Activity - Identify, in the records below, every line where the string "file" appears, and copy each such line.

Interface dataset entries:

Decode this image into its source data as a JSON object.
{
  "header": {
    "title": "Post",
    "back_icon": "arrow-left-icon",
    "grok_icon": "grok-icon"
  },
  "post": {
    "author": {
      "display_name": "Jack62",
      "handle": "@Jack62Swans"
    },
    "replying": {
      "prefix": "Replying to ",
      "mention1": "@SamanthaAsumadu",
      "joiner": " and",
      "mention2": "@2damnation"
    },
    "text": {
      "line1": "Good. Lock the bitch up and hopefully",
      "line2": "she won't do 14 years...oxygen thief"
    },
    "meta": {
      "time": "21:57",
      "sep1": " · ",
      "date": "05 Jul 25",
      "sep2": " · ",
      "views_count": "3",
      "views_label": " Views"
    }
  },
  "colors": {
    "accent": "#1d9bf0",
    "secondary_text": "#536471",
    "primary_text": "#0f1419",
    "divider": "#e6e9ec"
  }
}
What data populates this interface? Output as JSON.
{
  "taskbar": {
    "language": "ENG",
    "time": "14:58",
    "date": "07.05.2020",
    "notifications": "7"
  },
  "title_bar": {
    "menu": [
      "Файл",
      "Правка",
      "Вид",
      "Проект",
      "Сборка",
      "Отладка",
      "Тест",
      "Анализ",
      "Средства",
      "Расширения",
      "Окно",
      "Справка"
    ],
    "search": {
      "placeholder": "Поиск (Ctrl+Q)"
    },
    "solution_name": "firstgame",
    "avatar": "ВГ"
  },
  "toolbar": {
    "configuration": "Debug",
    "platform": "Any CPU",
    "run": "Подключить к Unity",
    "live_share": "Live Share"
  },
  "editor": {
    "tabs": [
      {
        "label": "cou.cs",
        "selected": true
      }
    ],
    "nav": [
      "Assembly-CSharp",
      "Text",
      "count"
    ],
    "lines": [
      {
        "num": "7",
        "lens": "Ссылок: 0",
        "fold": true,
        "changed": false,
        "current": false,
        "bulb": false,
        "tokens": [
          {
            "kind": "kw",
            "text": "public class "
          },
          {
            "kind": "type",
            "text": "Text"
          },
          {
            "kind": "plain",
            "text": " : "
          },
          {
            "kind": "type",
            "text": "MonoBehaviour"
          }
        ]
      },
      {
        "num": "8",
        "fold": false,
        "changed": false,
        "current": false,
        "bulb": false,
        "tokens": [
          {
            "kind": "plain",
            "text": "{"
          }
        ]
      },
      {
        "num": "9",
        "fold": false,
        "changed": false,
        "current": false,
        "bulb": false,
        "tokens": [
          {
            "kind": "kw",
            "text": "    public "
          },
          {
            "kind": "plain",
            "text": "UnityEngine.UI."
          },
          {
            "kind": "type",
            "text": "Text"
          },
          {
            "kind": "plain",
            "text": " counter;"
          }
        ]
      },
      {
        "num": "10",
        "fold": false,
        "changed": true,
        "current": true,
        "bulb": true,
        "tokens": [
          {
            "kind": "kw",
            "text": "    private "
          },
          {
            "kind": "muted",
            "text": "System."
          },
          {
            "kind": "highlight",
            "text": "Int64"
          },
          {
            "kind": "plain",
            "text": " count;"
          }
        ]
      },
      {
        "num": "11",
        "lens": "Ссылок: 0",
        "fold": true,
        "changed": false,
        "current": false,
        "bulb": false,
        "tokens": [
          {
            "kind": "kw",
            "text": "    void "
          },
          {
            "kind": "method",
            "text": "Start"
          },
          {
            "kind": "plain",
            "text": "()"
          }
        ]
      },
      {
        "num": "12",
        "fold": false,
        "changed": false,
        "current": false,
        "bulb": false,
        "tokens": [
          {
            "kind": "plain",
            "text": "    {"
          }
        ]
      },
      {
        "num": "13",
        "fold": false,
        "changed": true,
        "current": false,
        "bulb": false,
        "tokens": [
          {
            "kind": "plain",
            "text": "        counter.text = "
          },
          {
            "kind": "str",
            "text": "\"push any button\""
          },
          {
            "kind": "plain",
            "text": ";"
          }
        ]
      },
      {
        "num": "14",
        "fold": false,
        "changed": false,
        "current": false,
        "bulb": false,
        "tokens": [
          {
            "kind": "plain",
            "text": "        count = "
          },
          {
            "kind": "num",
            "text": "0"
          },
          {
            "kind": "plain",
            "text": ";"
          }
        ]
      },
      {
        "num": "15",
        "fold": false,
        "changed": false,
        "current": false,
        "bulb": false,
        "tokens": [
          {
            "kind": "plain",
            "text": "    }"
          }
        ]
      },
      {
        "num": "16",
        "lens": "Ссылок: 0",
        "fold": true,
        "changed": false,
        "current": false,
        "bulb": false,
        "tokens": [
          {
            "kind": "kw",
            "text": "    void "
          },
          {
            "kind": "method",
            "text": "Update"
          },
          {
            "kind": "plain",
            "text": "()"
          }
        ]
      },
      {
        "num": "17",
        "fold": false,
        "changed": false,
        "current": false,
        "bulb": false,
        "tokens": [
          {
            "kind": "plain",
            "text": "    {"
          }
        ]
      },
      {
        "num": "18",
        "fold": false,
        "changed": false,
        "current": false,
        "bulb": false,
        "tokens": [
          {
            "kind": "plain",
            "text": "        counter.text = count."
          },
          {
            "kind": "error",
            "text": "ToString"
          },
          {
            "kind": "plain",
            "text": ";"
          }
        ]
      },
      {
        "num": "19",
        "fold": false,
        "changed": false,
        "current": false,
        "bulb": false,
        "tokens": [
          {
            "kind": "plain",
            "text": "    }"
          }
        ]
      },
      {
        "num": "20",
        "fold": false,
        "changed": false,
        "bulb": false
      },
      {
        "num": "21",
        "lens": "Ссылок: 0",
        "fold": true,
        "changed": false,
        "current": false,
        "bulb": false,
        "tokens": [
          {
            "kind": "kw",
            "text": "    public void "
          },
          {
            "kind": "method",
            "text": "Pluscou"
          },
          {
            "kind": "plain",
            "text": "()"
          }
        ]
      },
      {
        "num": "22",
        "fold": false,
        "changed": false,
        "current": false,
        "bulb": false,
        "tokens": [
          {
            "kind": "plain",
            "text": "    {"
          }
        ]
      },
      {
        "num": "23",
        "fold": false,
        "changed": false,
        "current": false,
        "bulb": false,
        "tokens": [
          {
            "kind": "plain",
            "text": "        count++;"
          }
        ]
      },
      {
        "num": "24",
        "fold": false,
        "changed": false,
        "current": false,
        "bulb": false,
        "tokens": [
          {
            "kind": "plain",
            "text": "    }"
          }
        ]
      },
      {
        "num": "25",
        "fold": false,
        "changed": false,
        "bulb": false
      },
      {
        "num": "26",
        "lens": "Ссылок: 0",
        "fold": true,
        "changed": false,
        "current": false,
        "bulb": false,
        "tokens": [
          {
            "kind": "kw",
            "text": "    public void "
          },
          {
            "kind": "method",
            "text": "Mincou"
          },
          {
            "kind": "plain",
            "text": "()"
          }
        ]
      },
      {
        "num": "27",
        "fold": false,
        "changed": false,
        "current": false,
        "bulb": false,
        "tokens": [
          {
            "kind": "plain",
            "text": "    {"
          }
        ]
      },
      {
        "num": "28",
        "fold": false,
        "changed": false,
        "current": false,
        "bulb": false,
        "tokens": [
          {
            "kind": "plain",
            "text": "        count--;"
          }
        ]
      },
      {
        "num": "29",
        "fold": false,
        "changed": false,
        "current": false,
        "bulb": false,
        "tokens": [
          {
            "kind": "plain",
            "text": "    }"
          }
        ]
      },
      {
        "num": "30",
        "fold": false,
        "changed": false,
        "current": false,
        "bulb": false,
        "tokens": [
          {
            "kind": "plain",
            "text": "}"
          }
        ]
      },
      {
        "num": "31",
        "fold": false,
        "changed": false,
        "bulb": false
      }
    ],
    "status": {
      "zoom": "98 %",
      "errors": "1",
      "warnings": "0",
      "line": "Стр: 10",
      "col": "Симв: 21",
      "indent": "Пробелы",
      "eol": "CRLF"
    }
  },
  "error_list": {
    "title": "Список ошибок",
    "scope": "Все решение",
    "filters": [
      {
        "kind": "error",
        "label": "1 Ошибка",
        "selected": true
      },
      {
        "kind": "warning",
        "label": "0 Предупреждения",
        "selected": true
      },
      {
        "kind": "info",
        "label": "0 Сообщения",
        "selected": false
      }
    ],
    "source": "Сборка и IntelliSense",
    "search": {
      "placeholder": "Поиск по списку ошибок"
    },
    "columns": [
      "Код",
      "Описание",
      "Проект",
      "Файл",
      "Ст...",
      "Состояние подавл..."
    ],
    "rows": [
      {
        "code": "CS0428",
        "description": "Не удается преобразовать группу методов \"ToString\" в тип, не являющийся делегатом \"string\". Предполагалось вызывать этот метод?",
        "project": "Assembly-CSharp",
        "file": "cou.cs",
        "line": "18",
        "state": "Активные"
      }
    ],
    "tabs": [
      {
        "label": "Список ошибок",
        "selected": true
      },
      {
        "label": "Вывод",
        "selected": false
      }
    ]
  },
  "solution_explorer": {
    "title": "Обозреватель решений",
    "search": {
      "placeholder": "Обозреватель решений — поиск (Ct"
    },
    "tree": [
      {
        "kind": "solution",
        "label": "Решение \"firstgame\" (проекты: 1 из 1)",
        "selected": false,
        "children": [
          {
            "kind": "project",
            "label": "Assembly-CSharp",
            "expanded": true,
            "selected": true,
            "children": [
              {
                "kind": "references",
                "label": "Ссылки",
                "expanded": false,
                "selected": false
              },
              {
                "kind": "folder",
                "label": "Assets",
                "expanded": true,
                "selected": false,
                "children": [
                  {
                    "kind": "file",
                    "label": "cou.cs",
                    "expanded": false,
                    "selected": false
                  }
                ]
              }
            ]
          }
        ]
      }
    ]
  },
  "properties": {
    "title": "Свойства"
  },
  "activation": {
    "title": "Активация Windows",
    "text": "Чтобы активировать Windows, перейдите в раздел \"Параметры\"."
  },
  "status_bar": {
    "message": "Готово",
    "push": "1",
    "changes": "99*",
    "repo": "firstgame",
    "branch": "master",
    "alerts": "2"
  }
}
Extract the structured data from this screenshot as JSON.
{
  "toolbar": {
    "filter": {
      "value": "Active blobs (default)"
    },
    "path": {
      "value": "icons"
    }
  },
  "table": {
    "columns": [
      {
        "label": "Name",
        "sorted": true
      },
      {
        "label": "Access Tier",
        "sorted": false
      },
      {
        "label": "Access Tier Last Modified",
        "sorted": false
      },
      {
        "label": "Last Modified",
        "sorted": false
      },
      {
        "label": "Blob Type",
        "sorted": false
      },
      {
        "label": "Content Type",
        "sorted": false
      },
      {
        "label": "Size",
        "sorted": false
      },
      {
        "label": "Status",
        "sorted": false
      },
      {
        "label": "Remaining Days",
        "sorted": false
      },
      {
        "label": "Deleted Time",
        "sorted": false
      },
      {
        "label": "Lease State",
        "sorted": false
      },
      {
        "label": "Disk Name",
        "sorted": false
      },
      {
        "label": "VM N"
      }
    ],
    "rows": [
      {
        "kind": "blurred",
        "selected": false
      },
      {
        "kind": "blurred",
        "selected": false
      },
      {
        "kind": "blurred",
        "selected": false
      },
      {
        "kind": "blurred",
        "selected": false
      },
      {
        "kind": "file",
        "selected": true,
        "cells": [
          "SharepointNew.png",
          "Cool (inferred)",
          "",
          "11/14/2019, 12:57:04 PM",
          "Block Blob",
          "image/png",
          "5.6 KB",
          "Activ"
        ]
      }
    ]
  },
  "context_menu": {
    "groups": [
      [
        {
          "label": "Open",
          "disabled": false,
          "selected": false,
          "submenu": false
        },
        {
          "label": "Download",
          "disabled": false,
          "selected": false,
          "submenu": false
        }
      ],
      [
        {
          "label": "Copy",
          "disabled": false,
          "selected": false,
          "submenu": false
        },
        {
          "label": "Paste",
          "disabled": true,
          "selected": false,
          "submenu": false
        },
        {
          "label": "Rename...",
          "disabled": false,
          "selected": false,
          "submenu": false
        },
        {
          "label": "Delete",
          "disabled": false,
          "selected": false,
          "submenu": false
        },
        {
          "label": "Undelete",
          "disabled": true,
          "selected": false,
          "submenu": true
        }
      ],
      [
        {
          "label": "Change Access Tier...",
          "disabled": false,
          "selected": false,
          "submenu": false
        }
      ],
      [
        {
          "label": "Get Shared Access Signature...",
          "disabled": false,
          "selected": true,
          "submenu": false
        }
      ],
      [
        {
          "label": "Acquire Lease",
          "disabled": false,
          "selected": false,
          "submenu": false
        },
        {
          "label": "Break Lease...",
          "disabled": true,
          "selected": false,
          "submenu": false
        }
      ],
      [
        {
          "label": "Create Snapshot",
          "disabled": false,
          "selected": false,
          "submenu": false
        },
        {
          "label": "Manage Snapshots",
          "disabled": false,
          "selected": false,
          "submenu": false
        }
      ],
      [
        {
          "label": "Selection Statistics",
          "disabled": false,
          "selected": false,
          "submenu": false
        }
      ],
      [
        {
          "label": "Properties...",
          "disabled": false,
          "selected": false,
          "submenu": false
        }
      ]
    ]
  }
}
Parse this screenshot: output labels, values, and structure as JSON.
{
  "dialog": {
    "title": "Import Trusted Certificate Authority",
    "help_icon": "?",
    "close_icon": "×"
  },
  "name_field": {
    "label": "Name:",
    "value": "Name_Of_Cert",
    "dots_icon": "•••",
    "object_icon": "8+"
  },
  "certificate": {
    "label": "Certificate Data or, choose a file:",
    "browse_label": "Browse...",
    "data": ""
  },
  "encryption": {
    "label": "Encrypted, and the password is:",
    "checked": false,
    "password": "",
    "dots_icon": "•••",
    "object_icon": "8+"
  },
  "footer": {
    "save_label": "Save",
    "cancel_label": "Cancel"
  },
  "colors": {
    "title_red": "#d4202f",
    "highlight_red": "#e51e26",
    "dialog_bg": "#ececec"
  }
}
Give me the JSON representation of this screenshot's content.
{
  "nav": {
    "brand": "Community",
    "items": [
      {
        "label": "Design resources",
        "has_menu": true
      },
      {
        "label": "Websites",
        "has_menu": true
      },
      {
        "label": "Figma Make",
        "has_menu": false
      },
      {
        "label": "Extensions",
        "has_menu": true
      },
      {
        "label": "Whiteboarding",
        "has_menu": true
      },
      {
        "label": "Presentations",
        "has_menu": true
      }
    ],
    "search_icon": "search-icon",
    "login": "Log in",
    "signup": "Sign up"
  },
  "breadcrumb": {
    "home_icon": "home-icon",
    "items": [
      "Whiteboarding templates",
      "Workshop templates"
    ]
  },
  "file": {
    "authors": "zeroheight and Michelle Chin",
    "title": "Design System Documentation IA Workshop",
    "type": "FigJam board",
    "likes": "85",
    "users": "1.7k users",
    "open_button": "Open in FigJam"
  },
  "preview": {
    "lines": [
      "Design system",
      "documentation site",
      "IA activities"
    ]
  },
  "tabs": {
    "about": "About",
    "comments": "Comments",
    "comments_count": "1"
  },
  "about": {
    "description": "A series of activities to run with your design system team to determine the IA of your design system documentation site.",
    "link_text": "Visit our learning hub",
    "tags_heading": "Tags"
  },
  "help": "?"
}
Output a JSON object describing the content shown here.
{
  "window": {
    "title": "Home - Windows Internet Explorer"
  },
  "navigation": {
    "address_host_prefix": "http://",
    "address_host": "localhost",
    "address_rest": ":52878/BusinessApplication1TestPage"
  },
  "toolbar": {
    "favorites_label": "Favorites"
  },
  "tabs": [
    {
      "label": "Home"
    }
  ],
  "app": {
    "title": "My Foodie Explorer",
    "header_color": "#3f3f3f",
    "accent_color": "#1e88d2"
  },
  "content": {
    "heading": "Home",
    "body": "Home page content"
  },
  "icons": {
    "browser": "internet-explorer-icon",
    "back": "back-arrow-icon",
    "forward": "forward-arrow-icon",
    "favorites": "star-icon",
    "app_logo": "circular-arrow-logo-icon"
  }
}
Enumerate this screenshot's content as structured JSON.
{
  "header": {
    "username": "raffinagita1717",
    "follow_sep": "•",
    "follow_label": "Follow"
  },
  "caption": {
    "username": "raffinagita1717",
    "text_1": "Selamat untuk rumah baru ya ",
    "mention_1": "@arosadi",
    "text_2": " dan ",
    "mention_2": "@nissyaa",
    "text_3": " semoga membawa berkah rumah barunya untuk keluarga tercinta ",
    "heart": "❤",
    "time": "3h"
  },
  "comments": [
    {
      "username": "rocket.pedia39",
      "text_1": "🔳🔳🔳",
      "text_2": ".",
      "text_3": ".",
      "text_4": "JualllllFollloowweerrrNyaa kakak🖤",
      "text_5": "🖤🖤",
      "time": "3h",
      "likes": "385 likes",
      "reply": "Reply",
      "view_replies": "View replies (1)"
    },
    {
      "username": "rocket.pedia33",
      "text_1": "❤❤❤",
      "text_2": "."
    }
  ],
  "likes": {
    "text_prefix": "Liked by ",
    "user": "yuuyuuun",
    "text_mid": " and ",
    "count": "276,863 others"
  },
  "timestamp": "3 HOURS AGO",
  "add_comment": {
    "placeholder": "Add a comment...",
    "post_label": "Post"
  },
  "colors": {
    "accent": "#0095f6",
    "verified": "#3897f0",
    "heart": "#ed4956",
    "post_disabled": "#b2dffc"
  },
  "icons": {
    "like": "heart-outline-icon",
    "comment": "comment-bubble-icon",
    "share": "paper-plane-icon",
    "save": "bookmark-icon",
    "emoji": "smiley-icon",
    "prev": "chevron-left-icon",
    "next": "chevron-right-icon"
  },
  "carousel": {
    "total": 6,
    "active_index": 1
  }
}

Exercise solution -
        "file": "cou.cs",
                    "kind": "file",
        "kind": "file",
    "label": "Certificate Data or, choose a file:",
  "file": {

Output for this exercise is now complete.